◆ **WHAT TO WORK ON**
All of the data below should be repeated exactly. Pictures should not be included.

(DATA SECTION Opens)

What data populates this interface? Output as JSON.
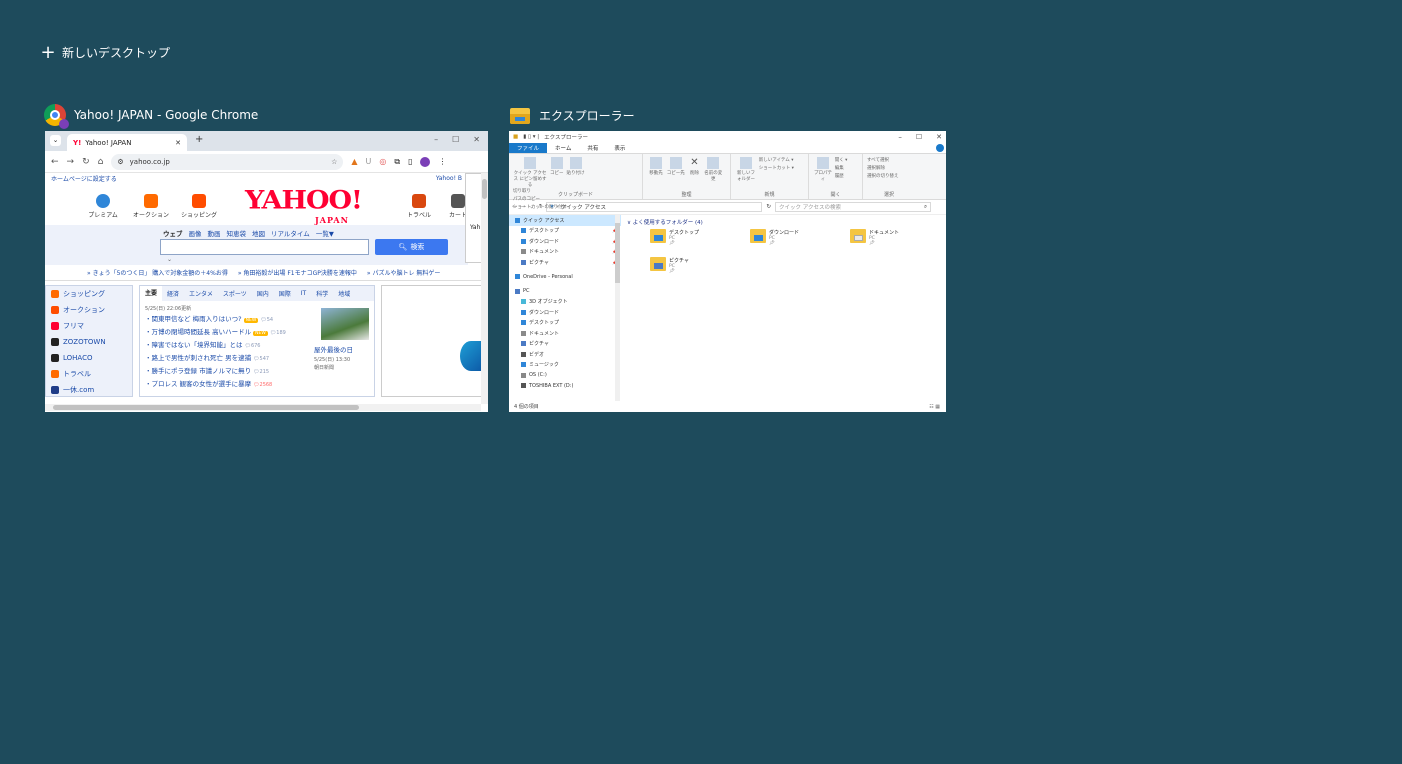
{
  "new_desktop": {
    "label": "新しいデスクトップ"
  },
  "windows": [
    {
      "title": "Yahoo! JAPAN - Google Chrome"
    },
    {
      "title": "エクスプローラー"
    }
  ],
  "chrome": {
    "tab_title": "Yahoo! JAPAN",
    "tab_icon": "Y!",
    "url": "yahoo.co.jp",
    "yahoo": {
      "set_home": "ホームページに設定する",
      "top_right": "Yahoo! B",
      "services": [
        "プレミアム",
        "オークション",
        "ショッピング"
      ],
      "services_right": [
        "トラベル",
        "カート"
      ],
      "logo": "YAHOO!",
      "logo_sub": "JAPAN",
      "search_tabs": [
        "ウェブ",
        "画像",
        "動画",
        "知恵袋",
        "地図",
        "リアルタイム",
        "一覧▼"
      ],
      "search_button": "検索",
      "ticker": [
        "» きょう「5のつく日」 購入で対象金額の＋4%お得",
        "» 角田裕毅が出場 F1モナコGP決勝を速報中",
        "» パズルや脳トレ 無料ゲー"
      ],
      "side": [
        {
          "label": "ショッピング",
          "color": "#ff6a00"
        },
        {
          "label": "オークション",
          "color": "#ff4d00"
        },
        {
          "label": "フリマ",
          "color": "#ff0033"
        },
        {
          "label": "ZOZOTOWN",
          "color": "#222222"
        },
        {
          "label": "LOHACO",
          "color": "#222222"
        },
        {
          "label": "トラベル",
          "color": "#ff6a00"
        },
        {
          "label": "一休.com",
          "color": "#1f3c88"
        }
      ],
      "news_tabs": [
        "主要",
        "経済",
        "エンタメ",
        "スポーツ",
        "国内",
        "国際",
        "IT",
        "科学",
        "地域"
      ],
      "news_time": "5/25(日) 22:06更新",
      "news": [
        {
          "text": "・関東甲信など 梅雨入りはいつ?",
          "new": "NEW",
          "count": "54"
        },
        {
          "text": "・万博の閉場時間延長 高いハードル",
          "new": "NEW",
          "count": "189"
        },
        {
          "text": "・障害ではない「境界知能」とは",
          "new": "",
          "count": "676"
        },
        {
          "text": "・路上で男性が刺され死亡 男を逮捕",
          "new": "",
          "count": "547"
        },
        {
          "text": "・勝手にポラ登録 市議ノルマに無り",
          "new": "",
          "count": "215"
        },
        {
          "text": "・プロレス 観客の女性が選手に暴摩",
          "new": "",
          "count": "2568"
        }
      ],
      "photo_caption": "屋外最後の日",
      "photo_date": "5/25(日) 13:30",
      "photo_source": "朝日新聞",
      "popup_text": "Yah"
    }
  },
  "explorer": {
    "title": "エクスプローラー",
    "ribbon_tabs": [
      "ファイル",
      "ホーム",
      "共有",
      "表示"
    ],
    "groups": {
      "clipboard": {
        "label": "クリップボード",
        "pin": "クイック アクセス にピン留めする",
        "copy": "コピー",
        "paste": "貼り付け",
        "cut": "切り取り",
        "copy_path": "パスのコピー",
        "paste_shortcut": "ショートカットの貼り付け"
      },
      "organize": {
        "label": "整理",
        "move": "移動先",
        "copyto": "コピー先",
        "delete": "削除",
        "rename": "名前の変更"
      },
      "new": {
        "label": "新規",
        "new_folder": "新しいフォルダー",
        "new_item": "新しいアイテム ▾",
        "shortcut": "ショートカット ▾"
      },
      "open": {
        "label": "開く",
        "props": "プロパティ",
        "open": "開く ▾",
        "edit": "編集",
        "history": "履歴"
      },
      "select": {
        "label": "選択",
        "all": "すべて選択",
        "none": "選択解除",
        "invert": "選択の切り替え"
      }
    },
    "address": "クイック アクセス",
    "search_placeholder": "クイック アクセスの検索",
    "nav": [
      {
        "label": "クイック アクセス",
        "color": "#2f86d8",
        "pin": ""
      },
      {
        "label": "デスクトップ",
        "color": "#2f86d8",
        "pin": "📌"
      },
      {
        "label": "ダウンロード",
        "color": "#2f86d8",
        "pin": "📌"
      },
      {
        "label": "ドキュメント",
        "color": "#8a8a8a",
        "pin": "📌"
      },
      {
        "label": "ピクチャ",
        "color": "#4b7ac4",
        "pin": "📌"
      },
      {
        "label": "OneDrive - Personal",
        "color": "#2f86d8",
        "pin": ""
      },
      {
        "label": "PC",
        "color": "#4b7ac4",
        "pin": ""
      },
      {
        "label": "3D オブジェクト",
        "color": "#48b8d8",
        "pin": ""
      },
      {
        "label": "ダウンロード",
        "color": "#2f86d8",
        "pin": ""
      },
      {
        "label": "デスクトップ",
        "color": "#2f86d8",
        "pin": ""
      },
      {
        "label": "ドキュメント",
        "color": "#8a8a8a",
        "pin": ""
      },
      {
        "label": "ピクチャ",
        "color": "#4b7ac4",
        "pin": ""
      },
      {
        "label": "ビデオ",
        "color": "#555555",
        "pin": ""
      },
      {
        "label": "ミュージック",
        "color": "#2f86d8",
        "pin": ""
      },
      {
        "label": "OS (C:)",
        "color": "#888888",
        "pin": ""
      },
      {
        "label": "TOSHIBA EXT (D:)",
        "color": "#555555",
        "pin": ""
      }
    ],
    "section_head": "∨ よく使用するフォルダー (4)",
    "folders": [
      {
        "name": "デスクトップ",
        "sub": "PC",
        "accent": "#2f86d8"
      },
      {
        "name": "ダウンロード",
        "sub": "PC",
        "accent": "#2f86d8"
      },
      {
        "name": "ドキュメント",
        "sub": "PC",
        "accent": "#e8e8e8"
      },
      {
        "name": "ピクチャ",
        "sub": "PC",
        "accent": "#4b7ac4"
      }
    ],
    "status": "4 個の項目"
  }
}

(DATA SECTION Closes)

◆ **ANSWER FOR THIS EXERCISE**
What data populates this interface? Output as JSON.
{
  "new_desktop": {
    "label": "新しいデスクトップ"
  },
  "windows": [
    {
      "title": "Yahoo! JAPAN - Google Chrome"
    },
    {
      "title": "エクスプローラー"
    }
  ],
  "chrome": {
    "tab_title": "Yahoo! JAPAN",
    "tab_icon": "Y!",
    "url": "yahoo.co.jp",
    "yahoo": {
      "set_home": "ホームページに設定する",
      "top_right": "Yahoo! B",
      "services": [
        "プレミアム",
        "オークション",
        "ショッピング"
      ],
      "services_right": [
        "トラベル",
        "カート"
      ],
      "logo": "YAHOO!",
      "logo_sub": "JAPAN",
      "search_tabs": [
        "ウェブ",
        "画像",
        "動画",
        "知恵袋",
        "地図",
        "リアルタイム",
        "一覧▼"
      ],
      "search_button": "検索",
      "ticker": [
        "» きょう「5のつく日」 購入で対象金額の＋4%お得",
        "» 角田裕毅が出場 F1モナコGP決勝を速報中",
        "» パズルや脳トレ 無料ゲー"
      ],
      "side": [
        {
          "label": "ショッピング",
          "color": "#ff6a00"
        },
        {
          "label": "オークション",
          "color": "#ff4d00"
        },
        {
          "label": "フリマ",
          "color": "#ff0033"
        },
        {
          "label": "ZOZOTOWN",
          "color": "#222222"
        },
        {
          "label": "LOHACO",
          "color": "#222222"
        },
        {
          "label": "トラベル",
          "color": "#ff6a00"
        },
        {
          "label": "一休.com",
          "color": "#1f3c88"
        }
      ],
      "news_tabs": [
        "主要",
        "経済",
        "エンタメ",
        "スポーツ",
        "国内",
        "国際",
        "IT",
        "科学",
        "地域"
      ],
      "news_time": "5/25(日) 22:06更新",
      "news": [
        {
          "text": "・関東甲信など 梅雨入りはいつ?",
          "new": "NEW",
          "count": "54"
        },
        {
          "text": "・万博の閉場時間延長 高いハードル",
          "new": "NEW",
          "count": "189"
        },
        {
          "text": "・障害ではない「境界知能」とは",
          "new": "",
          "count": "676"
        },
        {
          "text": "・路上で男性が刺され死亡 男を逮捕",
          "new": "",
          "count": "547"
        },
        {
          "text": "・勝手にポラ登録 市議ノルマに無り",
          "new": "",
          "count": "215"
        },
        {
          "text": "・プロレス 観客の女性が選手に暴摩",
          "new": "",
          "count": "2568"
        }
      ],
      "photo_caption": "屋外最後の日",
      "photo_date": "5/25(日) 13:30",
      "photo_source": "朝日新聞",
      "popup_text": "Yah"
    }
  },
  "explorer": {
    "title": "エクスプローラー",
    "ribbon_tabs": [
      "ファイル",
      "ホーム",
      "共有",
      "表示"
    ],
    "groups": {
      "clipboard": {
        "label": "クリップボード",
        "pin": "クイック アクセス にピン留めする",
        "copy": "コピー",
        "paste": "貼り付け",
        "cut": "切り取り",
        "copy_path": "パスのコピー",
        "paste_shortcut": "ショートカットの貼り付け"
      },
      "organize": {
        "label": "整理",
        "move": "移動先",
        "copyto": "コピー先",
        "delete": "削除",
        "rename": "名前の変更"
      },
      "new": {
        "label": "新規",
        "new_folder": "新しいフォルダー",
        "new_item": "新しいアイテム ▾",
        "shortcut": "ショートカット ▾"
      },
      "open": {
        "label": "開く",
        "props": "プロパティ",
        "open": "開く ▾",
        "edit": "編集",
        "history": "履歴"
      },
      "select": {
        "label": "選択",
        "all": "すべて選択",
        "none": "選択解除",
        "invert": "選択の切り替え"
      }
    },
    "address": "クイック アクセス",
    "search_placeholder": "クイック アクセスの検索",
    "nav": [
      {
        "label": "クイック アクセス",
        "color": "#2f86d8",
        "pin": ""
      },
      {
        "label": "デスクトップ",
        "color": "#2f86d8",
        "pin": "📌"
      },
      {
        "label": "ダウンロード",
        "color": "#2f86d8",
        "pin": "📌"
      },
      {
        "label": "ドキュメント",
        "color": "#8a8a8a",
        "pin": "📌"
      },
      {
        "label": "ピクチャ",
        "color": "#4b7ac4",
        "pin": "📌"
      },
      {
        "label": "OneDrive - Personal",
        "color": "#2f86d8",
        "pin": ""
      },
      {
        "label": "PC",
        "color": "#4b7ac4",
        "pin": ""
      },
      {
        "label": "3D オブジェクト",
        "color": "#48b8d8",
        "pin": ""
      },
      {
        "label": "ダウンロード",
        "color": "#2f86d8",
        "pin": ""
      },
      {
        "label": "デスクトップ",
        "color": "#2f86d8",
        "pin": ""
      },
      {
        "label": "ドキュメント",
        "color": "#8a8a8a",
        "pin": ""
      },
      {
        "label": "ピクチャ",
        "color": "#4b7ac4",
        "pin": ""
      },
      {
        "label": "ビデオ",
        "color": "#555555",
        "pin": ""
      },
      {
        "label": "ミュージック",
        "color": "#2f86d8",
        "pin": ""
      },
      {
        "label": "OS (C:)",
        "color": "#888888",
        "pin": ""
      },
      {
        "label": "TOSHIBA EXT (D:)",
        "color": "#555555",
        "pin": ""
      }
    ],
    "section_head": "∨ よく使用するフォルダー (4)",
    "folders": [
      {
        "name": "デスクトップ",
        "sub": "PC",
        "accent": "#2f86d8"
      },
      {
        "name": "ダウンロード",
        "sub": "PC",
        "accent": "#2f86d8"
      },
      {
        "name": "ドキュメント",
        "sub": "PC",
        "accent": "#e8e8e8"
      },
      {
        "name": "ピクチャ",
        "sub": "PC",
        "accent": "#4b7ac4"
      }
    ],
    "status": "4 個の項目"
  }
}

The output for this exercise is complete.